▶ [Entries taken from a collection]:
☆ ☆ ☆
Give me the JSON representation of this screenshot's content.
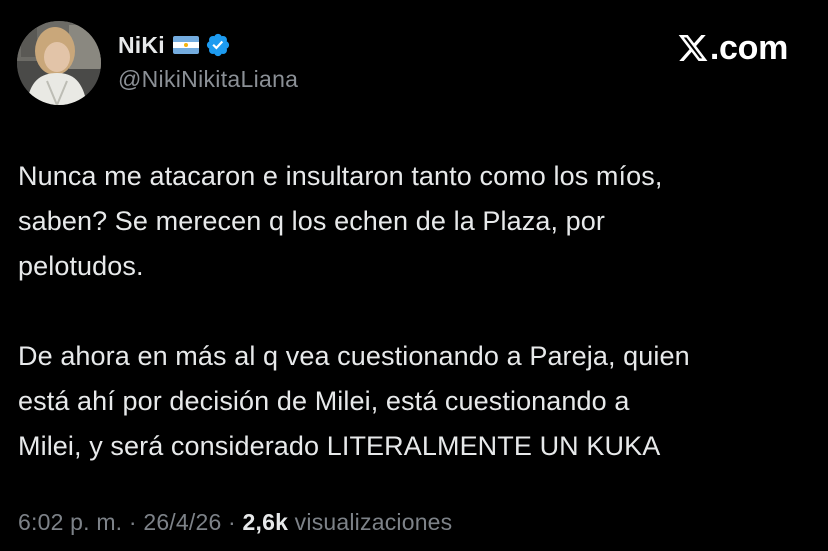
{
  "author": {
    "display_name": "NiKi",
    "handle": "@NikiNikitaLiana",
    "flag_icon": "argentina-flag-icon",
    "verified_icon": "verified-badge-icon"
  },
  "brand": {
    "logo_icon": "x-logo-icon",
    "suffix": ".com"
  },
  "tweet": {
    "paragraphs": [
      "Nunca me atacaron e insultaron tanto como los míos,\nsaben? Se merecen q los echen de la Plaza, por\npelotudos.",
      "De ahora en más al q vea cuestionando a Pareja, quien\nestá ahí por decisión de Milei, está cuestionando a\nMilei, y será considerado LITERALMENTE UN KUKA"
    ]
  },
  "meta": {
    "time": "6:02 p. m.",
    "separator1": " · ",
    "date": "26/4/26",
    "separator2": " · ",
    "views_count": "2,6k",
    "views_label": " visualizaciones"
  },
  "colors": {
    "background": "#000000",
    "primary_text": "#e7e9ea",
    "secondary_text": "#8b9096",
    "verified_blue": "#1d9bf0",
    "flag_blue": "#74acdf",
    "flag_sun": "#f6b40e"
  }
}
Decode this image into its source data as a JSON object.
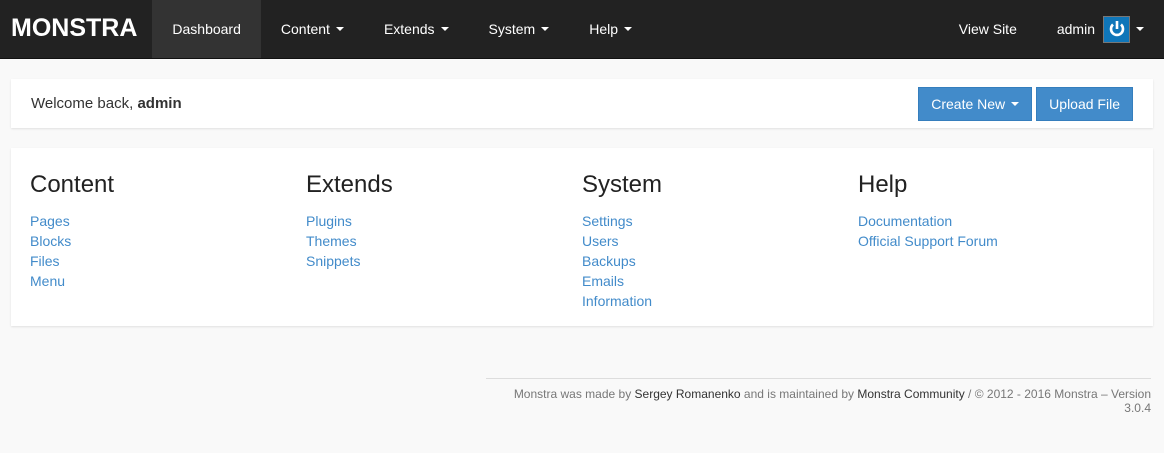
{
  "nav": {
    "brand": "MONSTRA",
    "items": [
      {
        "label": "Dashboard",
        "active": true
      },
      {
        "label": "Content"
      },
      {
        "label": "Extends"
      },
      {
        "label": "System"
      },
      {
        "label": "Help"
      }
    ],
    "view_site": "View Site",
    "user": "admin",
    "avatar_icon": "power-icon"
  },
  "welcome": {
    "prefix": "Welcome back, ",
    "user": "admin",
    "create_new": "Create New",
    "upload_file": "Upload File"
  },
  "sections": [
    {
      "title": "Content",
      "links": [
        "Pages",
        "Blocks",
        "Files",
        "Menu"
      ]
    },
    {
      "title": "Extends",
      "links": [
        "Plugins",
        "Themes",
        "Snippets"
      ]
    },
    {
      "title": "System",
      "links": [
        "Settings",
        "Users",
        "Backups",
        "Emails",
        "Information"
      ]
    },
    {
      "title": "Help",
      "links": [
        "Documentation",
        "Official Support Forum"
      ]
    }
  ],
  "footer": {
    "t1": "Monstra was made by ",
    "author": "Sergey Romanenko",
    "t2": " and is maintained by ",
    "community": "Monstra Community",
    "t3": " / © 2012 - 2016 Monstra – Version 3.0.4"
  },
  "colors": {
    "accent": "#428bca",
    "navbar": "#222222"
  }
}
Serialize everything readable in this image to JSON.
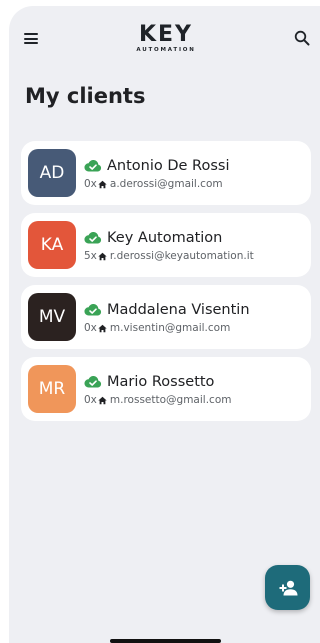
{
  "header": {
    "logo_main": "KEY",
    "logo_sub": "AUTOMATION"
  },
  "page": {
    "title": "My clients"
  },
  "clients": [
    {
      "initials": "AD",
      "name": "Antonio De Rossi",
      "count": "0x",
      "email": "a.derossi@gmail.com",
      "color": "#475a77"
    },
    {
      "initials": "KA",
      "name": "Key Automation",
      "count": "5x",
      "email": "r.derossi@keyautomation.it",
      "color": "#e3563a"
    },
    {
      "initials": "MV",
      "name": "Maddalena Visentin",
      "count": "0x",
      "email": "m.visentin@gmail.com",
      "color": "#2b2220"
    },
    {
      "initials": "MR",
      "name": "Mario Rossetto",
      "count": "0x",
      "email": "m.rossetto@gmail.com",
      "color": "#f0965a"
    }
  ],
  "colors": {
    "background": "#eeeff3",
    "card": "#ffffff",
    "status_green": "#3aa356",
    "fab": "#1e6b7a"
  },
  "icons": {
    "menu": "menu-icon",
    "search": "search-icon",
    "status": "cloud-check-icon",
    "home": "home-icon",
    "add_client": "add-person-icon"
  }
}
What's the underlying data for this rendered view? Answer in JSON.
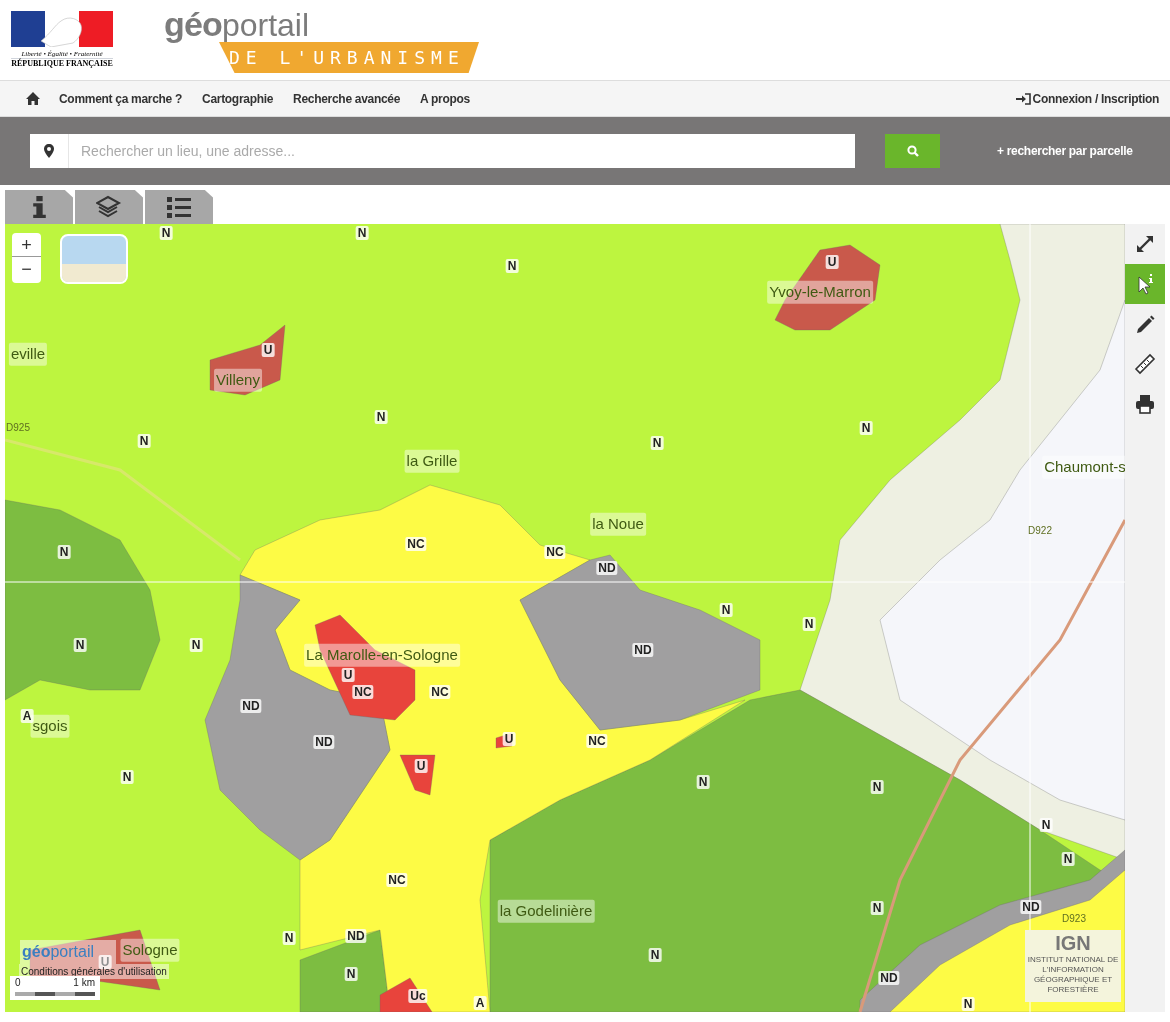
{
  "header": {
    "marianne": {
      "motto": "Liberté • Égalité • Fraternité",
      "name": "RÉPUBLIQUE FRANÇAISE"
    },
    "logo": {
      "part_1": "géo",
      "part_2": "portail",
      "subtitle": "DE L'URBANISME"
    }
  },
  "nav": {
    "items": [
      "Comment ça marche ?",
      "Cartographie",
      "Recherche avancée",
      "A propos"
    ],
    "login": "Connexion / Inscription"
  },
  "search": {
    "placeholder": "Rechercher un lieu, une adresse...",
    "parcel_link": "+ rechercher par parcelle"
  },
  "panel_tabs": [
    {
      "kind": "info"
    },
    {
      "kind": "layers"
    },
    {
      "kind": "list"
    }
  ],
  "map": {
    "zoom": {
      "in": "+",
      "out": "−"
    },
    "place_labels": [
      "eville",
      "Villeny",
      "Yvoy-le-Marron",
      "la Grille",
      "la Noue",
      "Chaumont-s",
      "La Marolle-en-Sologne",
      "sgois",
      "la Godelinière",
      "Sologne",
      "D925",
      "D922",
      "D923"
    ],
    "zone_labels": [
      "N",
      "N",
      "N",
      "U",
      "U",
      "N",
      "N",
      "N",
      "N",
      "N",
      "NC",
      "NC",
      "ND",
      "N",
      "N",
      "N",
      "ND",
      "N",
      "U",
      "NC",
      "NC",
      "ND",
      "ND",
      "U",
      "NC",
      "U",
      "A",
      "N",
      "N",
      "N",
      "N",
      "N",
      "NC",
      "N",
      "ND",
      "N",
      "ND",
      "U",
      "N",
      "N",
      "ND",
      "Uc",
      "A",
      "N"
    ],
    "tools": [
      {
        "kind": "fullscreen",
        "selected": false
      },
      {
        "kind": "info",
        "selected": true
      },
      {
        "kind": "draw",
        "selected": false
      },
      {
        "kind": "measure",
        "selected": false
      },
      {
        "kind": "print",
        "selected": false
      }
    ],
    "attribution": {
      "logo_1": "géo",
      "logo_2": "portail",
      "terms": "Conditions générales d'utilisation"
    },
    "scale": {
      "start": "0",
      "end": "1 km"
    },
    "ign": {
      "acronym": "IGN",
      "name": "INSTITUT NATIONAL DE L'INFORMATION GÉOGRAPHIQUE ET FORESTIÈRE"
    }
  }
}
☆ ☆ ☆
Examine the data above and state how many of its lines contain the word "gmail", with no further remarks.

3